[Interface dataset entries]
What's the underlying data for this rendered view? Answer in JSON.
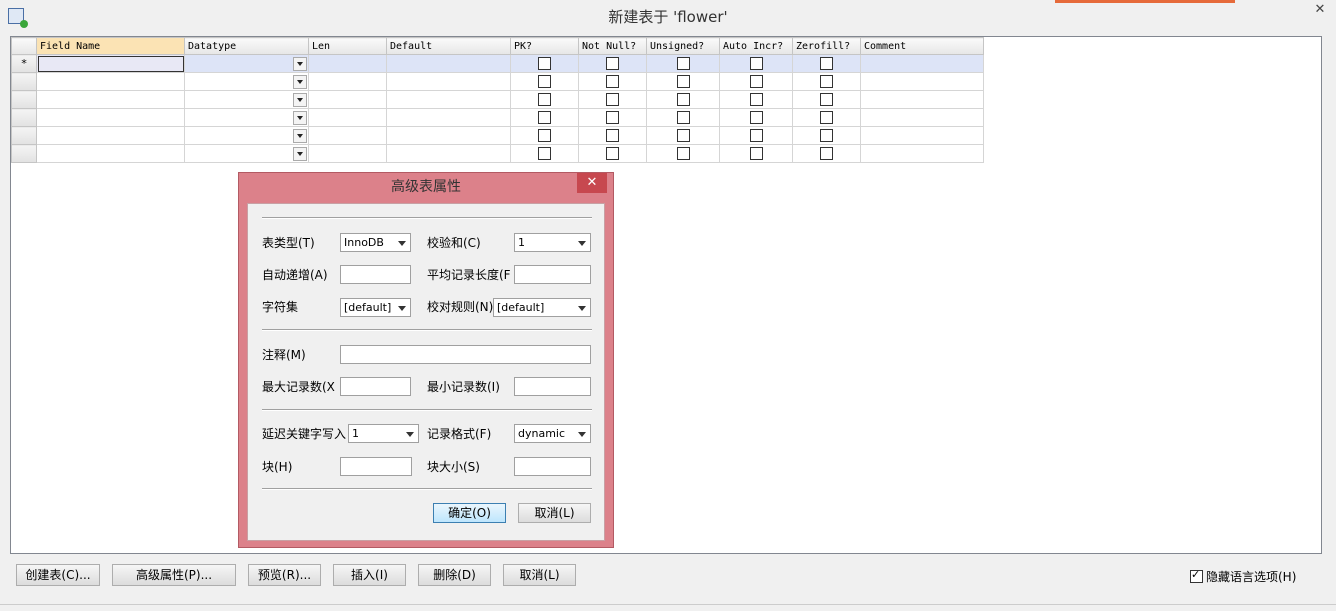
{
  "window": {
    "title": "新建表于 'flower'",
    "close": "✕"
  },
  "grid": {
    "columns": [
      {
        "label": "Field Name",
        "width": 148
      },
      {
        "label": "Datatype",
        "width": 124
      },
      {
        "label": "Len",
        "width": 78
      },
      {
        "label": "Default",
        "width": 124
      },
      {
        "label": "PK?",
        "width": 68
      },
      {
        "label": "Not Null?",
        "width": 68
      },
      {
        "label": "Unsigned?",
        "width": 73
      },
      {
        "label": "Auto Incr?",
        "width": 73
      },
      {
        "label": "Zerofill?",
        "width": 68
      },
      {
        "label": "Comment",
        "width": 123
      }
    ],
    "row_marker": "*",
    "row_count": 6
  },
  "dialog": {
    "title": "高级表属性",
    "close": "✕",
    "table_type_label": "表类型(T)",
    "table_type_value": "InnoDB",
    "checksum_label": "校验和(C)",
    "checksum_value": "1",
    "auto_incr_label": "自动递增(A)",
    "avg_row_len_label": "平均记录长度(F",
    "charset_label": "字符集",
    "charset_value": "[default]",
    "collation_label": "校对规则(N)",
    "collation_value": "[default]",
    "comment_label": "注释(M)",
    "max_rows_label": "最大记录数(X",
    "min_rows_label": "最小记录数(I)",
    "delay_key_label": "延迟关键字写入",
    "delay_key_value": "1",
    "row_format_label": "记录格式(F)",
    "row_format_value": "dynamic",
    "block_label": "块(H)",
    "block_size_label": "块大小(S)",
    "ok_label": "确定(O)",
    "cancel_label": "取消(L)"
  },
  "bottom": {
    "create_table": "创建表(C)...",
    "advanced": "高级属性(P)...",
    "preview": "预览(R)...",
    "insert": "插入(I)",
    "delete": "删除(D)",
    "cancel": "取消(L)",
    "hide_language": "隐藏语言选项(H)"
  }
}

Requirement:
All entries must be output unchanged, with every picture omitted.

Answer area:
What's the underlying data for this rendered view? Answer in JSON.
{
  "window": {
    "title": "新建表于 'flower'",
    "close": "✕"
  },
  "grid": {
    "columns": [
      {
        "label": "Field Name",
        "width": 148
      },
      {
        "label": "Datatype",
        "width": 124
      },
      {
        "label": "Len",
        "width": 78
      },
      {
        "label": "Default",
        "width": 124
      },
      {
        "label": "PK?",
        "width": 68
      },
      {
        "label": "Not Null?",
        "width": 68
      },
      {
        "label": "Unsigned?",
        "width": 73
      },
      {
        "label": "Auto Incr?",
        "width": 73
      },
      {
        "label": "Zerofill?",
        "width": 68
      },
      {
        "label": "Comment",
        "width": 123
      }
    ],
    "row_marker": "*",
    "row_count": 6
  },
  "dialog": {
    "title": "高级表属性",
    "close": "✕",
    "table_type_label": "表类型(T)",
    "table_type_value": "InnoDB",
    "checksum_label": "校验和(C)",
    "checksum_value": "1",
    "auto_incr_label": "自动递增(A)",
    "avg_row_len_label": "平均记录长度(F",
    "charset_label": "字符集",
    "charset_value": "[default]",
    "collation_label": "校对规则(N)",
    "collation_value": "[default]",
    "comment_label": "注释(M)",
    "max_rows_label": "最大记录数(X",
    "min_rows_label": "最小记录数(I)",
    "delay_key_label": "延迟关键字写入",
    "delay_key_value": "1",
    "row_format_label": "记录格式(F)",
    "row_format_value": "dynamic",
    "block_label": "块(H)",
    "block_size_label": "块大小(S)",
    "ok_label": "确定(O)",
    "cancel_label": "取消(L)"
  },
  "bottom": {
    "create_table": "创建表(C)...",
    "advanced": "高级属性(P)...",
    "preview": "预览(R)...",
    "insert": "插入(I)",
    "delete": "删除(D)",
    "cancel": "取消(L)",
    "hide_language": "隐藏语言选项(H)"
  }
}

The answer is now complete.